# What is required
Write out all of the listing exactly. Add nothing to it.

(Extracted material)

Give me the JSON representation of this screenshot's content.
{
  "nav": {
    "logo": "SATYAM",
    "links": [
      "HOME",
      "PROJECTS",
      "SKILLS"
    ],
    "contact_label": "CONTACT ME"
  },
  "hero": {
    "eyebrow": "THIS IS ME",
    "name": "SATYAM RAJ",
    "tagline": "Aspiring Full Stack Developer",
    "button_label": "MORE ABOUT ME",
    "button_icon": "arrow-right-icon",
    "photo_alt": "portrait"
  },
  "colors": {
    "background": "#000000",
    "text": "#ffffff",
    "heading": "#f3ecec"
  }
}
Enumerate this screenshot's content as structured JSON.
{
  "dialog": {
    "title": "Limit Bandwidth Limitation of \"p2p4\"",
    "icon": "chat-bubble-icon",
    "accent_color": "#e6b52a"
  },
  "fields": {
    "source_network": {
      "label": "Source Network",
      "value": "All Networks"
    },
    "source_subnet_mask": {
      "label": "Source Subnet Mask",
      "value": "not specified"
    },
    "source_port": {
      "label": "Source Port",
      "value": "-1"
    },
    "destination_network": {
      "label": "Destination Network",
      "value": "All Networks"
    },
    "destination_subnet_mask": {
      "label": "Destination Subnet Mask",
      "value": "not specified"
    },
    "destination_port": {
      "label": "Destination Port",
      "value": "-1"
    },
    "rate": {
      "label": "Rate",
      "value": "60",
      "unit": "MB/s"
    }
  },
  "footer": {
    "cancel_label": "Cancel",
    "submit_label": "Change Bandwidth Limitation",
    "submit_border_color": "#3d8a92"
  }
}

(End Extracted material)

# Your solution
Give me the JSON representation of this screenshot's content.
{
  "nav": {
    "logo": "SATYAM",
    "links": [
      "HOME",
      "PROJECTS",
      "SKILLS"
    ],
    "contact_label": "CONTACT ME"
  },
  "hero": {
    "eyebrow": "THIS IS ME",
    "name": "SATYAM RAJ",
    "tagline": "Aspiring Full Stack Developer",
    "button_label": "MORE ABOUT ME",
    "button_icon": "arrow-right-icon",
    "photo_alt": "portrait"
  },
  "colors": {
    "background": "#000000",
    "text": "#ffffff",
    "heading": "#f3ecec"
  }
}
Enumerate this screenshot's content as structured JSON.
{
  "dialog": {
    "title": "Limit Bandwidth Limitation of \"p2p4\"",
    "icon": "chat-bubble-icon",
    "accent_color": "#e6b52a"
  },
  "fields": {
    "source_network": {
      "label": "Source Network",
      "value": "All Networks"
    },
    "source_subnet_mask": {
      "label": "Source Subnet Mask",
      "value": "not specified"
    },
    "source_port": {
      "label": "Source Port",
      "value": "-1"
    },
    "destination_network": {
      "label": "Destination Network",
      "value": "All Networks"
    },
    "destination_subnet_mask": {
      "label": "Destination Subnet Mask",
      "value": "not specified"
    },
    "destination_port": {
      "label": "Destination Port",
      "value": "-1"
    },
    "rate": {
      "label": "Rate",
      "value": "60",
      "unit": "MB/s"
    }
  },
  "footer": {
    "cancel_label": "Cancel",
    "submit_label": "Change Bandwidth Limitation",
    "submit_border_color": "#3d8a92"
  }
}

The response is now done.